Introduce an artificial error in the specification by adding an
statement (don't forget the semi-colon), for instance, immediately following either one of the occurrences of:
    :: Active ->
    :: Active -> assert(0);
Now repeat the verification run. (There is no need to save the file. Xspin always works with the copy of the specification that sits in its edit buffer.) This time, the verification should come back with an error sequence, and a small panel will ask you to either repeat the run with different parameter settings, or to perform a guided simulation. Choose the Guided Simulation option. This now returns you to a simulation parameters panel, but one of the options has now been changed from what you saw before: Xspin has preselected a Guided Simulation instead of a Random Simulation. (A guided simulation can only be done for an error sequence that was produced earlier by the verifier.)


Select the Execution Bar Panel and change the sub-option in the Time Sequence Panel to One Window per Process, to change the view on the simulation run a little from before.
Press the Start button in the parameters panel, and then the Run button in the Simulation Output window, to inspect the error trail.
This time, the trail ends at the assertion violation and not in a state where all processes have reached the end of their code. (You can in principle step either backwards or forwards through the simulation trail, but the update of the displays is not always intuitive, so defer playing with those options for now.)


When done, close all the panels again (pressing Cancel in the Simulation Output panel will clear up most of them). Next, select the LTL Property Manage.. option from the Run menu . By default this will read in a file with extension .ltl, with the same name as the main specification: in this case it should open leader.ltl and load the information from within that file.
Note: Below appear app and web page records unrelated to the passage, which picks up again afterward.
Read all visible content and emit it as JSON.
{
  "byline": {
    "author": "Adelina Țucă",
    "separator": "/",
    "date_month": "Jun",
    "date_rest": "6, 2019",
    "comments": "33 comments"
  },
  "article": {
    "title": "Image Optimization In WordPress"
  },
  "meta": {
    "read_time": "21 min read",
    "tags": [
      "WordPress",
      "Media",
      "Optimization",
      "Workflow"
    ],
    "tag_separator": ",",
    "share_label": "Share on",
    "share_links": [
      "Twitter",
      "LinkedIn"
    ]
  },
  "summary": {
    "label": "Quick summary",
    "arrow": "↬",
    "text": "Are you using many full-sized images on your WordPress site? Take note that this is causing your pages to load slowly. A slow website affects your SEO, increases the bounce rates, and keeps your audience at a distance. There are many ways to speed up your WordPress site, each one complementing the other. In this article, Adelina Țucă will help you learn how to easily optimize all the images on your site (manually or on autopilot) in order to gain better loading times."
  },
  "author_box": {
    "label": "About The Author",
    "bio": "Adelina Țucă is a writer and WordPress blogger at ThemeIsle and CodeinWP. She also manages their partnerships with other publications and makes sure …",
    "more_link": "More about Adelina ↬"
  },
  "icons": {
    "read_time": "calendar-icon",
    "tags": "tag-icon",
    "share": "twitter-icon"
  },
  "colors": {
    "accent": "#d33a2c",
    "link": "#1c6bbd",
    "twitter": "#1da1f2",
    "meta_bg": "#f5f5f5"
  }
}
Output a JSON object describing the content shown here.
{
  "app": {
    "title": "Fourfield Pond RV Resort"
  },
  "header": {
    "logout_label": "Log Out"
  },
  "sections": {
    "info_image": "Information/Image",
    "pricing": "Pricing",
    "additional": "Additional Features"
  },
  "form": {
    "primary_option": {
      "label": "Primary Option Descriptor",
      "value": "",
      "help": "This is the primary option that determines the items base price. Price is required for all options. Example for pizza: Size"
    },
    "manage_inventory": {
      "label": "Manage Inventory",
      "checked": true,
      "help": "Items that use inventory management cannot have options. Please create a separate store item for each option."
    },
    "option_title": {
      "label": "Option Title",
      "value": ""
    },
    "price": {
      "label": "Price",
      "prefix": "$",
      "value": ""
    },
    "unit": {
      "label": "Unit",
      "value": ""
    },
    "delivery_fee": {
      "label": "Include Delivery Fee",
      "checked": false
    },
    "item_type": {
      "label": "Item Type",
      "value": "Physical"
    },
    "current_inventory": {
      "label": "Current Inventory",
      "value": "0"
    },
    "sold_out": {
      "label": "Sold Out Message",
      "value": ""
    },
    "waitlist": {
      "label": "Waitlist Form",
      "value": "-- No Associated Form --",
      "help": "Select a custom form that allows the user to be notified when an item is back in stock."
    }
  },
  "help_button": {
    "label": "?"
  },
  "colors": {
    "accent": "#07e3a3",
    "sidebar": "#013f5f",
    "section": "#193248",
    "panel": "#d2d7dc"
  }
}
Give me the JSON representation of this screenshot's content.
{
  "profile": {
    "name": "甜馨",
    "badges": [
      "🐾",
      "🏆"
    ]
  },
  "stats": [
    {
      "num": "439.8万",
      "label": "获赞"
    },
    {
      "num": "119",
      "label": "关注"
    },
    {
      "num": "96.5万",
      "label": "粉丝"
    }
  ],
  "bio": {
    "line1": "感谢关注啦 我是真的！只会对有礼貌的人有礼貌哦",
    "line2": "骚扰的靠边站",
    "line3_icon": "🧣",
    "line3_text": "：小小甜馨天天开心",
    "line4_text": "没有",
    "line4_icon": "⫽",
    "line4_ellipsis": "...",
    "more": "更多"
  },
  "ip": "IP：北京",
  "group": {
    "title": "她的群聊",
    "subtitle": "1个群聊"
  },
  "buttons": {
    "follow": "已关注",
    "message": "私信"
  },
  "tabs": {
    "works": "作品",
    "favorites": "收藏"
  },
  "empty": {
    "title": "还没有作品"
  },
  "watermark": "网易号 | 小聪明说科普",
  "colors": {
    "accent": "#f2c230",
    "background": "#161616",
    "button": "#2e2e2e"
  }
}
You can also enter a different formula. Let's try that first. Hit the Clear button and enter in the Formula entry box the formula:
    [] p
This formula expresses that the boolean condition that is represented by the propositional symbol p is invariantly true. Either this is an error or this is the desired system behavior. In this first case, the option This Property holds for All Execitions applies. In the second case, the opposite choice This Property holds for No Executions applies. Either press the Generate button, or type a carriage return in the Formula entry box. The larger text window should now display the automaton (a never claim in Promela terminology) that corresponds to the LTL formula (either negated or not, depending on the choice for the type of property made above). In the symbol definition box a query will come up for the definition of the propositional symbol p. (If you don't see it right away, try the scroll bar. For safety, old definitions are not removed from this panel on hitting the Clear button.)


Adding the definition of the propositional symbol p, is done with a standard macro definition, for instance as follows:
    #define p	(nr_leaders == 0 || nr_leaders == 1)
This definition is entered into the Symbol Definitions box (check the top of the specification of the leader election protocol for some other macro definitions of this type).
If you forget the macro definitions for the propositional symbols, Spin will complain about syntax errors (undefined identifiers) when it tries to parse the never claim refers to these symbols.
Run the verification and see what happens. When done, revert to the original never claim (reload it from the leader.ltl file) and repeat a verification.

Spin HomePage (Page Updated: 14 March 1998)